Report back every line of the entries that contains "likes", exactly as written.

======== Input data ========

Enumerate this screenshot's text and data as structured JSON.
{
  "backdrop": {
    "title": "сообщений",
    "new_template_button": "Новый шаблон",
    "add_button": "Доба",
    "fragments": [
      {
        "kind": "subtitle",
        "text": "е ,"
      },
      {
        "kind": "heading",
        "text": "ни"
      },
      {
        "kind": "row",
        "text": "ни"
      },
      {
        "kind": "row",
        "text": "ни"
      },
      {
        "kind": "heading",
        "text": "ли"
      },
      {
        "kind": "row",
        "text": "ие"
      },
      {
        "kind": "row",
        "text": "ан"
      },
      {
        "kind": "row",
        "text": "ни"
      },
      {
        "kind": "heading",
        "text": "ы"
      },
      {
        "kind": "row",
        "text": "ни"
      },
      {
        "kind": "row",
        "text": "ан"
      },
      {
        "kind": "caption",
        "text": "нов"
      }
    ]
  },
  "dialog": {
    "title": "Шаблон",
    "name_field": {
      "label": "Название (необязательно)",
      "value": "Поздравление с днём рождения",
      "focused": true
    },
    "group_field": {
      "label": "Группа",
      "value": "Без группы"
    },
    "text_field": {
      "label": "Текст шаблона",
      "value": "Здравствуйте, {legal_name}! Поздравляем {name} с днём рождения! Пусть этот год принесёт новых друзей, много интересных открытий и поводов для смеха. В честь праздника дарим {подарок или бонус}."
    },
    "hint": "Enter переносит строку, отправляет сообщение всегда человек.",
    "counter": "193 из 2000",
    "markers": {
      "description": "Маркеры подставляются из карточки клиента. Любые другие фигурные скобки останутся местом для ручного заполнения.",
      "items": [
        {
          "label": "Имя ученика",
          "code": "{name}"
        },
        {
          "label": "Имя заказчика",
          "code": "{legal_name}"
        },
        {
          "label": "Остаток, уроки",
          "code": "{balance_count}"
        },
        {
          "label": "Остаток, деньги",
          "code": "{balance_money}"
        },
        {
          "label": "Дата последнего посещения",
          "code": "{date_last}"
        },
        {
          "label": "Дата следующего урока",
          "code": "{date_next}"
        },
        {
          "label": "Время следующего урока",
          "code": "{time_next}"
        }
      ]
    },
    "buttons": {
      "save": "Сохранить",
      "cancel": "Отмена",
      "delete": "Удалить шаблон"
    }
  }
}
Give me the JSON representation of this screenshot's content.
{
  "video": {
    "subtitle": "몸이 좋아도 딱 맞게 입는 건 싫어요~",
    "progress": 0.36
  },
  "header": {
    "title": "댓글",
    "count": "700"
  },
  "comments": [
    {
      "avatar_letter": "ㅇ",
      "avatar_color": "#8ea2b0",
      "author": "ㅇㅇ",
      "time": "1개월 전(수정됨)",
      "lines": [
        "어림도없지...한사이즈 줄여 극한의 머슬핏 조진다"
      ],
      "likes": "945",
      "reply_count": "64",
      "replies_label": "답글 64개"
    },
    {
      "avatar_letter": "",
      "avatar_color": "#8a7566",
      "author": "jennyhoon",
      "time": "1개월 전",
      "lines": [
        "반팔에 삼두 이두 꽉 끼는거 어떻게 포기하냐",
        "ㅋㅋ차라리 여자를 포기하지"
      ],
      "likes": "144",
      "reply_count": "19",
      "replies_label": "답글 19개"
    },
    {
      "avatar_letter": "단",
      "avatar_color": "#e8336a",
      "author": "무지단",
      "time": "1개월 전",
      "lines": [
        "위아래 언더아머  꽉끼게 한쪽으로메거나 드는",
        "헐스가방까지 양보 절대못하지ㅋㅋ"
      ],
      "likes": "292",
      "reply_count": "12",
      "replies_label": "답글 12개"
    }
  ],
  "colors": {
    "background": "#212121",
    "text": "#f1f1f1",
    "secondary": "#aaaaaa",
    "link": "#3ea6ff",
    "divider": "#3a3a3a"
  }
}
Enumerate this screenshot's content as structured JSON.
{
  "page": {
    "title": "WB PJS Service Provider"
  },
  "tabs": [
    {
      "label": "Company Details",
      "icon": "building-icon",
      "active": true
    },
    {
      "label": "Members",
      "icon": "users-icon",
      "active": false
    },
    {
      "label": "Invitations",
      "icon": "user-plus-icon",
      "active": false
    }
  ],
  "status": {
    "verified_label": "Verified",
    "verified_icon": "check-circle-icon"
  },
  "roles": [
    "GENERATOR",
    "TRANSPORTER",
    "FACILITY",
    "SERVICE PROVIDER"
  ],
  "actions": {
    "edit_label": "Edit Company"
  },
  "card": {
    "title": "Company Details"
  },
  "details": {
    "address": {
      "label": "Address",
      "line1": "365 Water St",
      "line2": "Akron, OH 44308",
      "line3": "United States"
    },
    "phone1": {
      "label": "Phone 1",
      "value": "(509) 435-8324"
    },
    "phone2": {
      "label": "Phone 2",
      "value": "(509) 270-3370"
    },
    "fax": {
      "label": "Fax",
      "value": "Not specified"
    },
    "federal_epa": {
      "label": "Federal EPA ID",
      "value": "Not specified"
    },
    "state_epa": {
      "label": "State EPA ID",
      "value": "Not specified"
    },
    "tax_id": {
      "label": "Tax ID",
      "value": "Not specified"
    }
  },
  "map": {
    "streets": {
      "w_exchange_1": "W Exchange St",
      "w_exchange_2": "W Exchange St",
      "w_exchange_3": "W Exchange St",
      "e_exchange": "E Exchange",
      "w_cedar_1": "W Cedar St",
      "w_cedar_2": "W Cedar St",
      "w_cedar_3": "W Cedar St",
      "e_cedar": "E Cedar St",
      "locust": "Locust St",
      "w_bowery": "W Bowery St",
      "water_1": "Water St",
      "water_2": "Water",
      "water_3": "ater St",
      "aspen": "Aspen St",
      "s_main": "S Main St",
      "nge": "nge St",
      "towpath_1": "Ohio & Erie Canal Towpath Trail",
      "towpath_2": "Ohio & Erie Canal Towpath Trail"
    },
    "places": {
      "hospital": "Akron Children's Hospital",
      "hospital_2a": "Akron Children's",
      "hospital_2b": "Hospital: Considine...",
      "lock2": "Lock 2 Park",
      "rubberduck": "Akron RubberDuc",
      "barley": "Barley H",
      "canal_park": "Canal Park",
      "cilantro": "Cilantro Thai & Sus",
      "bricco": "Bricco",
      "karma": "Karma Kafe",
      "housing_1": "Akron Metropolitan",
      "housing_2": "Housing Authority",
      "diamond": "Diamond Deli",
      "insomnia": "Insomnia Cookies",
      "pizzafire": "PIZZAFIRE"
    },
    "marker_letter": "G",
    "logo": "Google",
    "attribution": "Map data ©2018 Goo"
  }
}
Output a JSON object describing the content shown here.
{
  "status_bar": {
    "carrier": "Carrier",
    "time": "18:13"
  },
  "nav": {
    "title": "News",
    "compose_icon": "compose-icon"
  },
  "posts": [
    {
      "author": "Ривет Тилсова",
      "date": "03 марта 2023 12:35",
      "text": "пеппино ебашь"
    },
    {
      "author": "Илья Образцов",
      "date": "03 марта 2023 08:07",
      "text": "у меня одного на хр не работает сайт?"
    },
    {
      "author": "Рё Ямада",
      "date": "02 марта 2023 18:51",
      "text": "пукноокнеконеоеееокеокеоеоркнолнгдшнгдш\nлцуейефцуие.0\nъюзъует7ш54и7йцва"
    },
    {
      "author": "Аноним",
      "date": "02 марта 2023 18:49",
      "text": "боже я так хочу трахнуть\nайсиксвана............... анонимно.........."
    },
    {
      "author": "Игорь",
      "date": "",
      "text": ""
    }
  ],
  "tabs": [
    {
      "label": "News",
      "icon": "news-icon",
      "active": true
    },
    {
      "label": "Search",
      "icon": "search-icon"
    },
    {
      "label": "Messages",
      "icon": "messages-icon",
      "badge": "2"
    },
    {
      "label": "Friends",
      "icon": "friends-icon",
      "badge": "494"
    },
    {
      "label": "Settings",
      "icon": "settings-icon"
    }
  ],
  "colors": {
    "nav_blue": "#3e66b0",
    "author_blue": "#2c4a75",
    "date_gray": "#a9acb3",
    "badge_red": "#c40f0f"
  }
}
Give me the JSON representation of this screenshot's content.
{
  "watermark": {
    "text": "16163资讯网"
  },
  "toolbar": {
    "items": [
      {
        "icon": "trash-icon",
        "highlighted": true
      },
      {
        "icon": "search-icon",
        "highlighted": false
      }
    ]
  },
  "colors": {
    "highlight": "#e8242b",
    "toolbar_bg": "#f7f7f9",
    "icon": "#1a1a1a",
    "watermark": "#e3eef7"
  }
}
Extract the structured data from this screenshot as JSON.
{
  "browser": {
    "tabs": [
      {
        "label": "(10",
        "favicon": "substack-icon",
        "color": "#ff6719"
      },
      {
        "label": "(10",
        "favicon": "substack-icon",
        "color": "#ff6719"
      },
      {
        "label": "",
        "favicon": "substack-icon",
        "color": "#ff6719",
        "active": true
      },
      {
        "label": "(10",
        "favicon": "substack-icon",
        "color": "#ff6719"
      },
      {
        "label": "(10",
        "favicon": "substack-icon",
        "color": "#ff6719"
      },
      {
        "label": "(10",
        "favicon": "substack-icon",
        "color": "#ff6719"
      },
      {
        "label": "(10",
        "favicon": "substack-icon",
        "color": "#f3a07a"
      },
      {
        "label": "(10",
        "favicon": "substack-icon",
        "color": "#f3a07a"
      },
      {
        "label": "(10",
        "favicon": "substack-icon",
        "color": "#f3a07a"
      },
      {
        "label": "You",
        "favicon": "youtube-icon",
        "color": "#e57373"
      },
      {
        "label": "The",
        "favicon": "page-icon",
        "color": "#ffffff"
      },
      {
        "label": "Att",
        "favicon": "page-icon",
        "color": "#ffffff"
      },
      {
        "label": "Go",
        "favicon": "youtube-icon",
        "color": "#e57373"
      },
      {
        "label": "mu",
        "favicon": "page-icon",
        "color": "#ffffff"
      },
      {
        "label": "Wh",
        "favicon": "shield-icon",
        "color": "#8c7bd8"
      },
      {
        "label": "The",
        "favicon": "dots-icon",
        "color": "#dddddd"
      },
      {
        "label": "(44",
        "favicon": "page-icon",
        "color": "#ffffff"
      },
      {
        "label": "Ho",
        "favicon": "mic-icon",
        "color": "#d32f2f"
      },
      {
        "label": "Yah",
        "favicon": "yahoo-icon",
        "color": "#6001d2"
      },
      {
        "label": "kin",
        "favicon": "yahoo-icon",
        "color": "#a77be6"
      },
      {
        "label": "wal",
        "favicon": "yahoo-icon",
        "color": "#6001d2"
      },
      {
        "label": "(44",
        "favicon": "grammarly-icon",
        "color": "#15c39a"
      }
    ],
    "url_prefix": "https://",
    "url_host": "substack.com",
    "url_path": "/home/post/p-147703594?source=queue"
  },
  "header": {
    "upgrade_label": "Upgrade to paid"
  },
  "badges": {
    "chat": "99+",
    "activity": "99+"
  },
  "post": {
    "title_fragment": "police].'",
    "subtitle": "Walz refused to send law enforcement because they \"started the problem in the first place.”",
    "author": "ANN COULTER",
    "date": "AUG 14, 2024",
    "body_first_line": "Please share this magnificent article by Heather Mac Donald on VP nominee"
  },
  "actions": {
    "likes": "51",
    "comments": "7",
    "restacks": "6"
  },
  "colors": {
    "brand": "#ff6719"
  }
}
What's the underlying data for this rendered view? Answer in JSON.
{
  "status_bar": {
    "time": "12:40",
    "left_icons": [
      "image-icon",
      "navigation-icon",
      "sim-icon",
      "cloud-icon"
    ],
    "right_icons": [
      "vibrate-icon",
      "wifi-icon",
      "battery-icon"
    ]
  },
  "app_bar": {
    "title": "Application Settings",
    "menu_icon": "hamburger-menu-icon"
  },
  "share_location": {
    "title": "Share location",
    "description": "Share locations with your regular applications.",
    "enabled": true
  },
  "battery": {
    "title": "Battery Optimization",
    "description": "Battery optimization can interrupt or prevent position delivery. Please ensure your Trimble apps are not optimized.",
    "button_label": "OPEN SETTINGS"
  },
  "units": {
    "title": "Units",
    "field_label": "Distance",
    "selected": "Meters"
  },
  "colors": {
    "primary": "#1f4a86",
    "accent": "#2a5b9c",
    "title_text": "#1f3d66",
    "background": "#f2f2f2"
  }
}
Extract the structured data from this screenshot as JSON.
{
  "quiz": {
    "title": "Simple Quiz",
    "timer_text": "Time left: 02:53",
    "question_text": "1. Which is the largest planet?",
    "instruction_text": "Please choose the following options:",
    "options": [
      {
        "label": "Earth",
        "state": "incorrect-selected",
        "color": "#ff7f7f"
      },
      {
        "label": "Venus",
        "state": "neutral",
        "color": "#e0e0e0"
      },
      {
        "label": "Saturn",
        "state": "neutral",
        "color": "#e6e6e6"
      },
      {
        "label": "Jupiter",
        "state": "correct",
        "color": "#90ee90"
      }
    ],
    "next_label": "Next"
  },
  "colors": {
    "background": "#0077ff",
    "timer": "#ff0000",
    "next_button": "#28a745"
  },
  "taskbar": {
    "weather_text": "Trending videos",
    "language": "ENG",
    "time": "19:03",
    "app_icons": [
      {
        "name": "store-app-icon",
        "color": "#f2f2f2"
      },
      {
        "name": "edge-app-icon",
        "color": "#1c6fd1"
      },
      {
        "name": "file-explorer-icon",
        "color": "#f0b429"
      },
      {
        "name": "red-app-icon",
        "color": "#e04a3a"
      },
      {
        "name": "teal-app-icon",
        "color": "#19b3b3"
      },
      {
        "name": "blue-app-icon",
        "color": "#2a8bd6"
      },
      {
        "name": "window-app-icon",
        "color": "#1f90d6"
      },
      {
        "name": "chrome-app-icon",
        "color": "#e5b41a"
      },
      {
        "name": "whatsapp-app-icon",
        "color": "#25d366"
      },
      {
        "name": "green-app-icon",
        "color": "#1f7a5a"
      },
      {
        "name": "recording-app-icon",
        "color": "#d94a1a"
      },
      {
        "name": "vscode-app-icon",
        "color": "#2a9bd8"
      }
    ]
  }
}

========

> **The answer**
      "likes": "945",
      "likes": "144",
      "likes": "292",
    "likes": "51",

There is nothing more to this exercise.